Q. I get a “cough headache.” Whenever I cough, sneeze, bend over, or laugh, I get an excruciatingly painful pressure headache. Is this common? And, is there anything I can do to treat it?

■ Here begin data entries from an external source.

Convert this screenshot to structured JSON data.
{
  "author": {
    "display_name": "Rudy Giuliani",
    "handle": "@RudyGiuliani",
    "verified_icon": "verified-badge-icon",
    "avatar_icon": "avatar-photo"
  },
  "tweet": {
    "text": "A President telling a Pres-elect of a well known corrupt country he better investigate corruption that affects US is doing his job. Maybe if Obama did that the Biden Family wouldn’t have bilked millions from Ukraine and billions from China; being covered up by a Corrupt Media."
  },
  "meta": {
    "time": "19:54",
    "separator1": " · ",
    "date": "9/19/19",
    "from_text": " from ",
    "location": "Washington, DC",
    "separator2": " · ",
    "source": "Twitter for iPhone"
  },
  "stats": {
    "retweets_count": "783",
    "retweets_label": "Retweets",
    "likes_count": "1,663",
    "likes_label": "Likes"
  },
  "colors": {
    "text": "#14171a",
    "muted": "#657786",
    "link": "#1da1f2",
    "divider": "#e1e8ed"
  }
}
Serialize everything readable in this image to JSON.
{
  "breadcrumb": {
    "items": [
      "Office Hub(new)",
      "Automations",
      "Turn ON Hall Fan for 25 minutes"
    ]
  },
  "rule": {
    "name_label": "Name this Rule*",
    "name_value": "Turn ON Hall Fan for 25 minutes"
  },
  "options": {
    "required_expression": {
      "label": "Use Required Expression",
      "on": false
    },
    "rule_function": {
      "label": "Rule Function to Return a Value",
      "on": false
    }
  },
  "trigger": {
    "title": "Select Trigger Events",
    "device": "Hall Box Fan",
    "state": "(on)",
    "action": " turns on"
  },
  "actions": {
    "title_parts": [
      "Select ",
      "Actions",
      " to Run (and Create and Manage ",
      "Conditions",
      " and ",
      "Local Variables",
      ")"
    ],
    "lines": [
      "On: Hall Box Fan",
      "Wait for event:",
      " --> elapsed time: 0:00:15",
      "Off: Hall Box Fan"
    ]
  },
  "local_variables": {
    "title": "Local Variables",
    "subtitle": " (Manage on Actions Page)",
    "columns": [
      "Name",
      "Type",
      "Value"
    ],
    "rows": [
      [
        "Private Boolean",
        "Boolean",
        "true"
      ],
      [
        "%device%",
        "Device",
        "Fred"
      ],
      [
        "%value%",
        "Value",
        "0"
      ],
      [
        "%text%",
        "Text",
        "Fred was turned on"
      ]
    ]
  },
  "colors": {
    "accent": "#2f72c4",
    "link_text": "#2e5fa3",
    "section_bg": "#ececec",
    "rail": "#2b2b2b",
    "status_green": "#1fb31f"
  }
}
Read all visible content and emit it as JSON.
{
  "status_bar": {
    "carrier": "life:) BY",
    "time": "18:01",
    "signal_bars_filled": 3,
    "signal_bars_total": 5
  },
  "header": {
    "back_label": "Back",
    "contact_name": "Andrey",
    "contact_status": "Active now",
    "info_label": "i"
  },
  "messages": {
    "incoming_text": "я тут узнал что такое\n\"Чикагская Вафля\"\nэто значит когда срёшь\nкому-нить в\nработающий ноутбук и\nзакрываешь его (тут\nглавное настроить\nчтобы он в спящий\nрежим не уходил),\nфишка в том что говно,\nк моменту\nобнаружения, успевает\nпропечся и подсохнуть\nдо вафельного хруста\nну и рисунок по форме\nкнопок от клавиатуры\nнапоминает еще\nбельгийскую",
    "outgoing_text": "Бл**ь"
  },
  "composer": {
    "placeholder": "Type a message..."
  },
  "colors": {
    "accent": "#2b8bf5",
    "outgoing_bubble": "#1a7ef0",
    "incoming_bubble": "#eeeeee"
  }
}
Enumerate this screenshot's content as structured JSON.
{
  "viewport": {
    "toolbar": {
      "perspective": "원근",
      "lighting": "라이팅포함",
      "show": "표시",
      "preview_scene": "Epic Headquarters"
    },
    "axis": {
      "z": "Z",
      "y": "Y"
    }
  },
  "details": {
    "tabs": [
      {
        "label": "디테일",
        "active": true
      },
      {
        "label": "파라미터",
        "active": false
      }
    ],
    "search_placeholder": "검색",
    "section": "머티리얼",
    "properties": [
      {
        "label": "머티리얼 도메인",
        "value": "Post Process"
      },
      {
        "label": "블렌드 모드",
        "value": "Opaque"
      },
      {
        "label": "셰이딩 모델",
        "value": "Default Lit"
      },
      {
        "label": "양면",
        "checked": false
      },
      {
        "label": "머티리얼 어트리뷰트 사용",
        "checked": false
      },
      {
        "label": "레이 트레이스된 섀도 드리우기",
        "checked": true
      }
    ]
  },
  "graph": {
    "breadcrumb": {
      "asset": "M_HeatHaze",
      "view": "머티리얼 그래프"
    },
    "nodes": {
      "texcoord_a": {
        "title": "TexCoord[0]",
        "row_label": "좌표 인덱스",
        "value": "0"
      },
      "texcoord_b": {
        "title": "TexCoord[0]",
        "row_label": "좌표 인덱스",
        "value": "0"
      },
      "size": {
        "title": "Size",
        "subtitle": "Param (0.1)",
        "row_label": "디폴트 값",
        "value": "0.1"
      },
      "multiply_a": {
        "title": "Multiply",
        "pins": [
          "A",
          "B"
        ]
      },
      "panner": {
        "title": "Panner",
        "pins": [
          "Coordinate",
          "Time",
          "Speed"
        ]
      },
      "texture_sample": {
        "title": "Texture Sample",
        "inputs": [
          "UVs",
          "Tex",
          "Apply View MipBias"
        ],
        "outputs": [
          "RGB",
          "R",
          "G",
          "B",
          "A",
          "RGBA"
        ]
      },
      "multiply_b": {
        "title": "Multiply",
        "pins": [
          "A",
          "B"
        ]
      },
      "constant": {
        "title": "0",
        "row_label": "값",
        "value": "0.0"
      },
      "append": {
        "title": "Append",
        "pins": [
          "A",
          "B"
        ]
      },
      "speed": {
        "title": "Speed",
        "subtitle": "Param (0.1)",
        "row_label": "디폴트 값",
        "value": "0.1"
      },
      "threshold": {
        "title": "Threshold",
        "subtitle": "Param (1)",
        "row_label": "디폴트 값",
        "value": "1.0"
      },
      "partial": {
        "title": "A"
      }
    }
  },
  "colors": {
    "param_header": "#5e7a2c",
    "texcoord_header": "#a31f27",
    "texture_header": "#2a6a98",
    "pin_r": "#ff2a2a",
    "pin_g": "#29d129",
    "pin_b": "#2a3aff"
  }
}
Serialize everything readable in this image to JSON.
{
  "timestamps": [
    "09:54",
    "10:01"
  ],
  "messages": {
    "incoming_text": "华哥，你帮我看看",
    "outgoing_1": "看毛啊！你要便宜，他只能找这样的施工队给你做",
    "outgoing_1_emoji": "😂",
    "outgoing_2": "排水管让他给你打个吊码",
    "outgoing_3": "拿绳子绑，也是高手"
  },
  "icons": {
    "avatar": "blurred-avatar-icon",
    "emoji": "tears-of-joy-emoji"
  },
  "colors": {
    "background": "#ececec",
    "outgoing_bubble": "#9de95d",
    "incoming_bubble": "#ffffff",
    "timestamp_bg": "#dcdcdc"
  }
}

A. Cough headache is triggered by rapid increases in intra-abdominal pressure when coughing and can occur with other forms of straining such as laughing, sneezing, bending over, or with a bowel movement. The headache occurs in less than one percent of the population and most commonly affects people over the age of 40. Primary cough headaches are usually sharp or stabbing and last from a few seconds to a few minutes, and are generally benign . It is important to rule out secondary cough headaches, which are more serious, last longer and may be associated with dizziness, fainting, or imbalance. There is no known cause of primary cough headaches. Secondary cough headaches can be caused by a Chiari malformation, which is a defect in the cerebellum (the area of the brain that controls balance). It is important to see a neurologist or headache specialist and obtain an MRI of the brain and possibly other neuroimaging studies and/or lumbar puncture to look for other causes of secondary cough headaches (particularly if under the age of 40) such as an aneurysm, tumor, or spontaneous cerebrospinal fluid leak.
There are several medication treatment options for primary cough headaches including anti-inflammatories, beta blockers, acetazolamide (diuretic), and ergotamines. For more serious secondary cough headaches, surgery is often needed to address the underlying problem. Preventive medications usually don’t help significantly in these cases.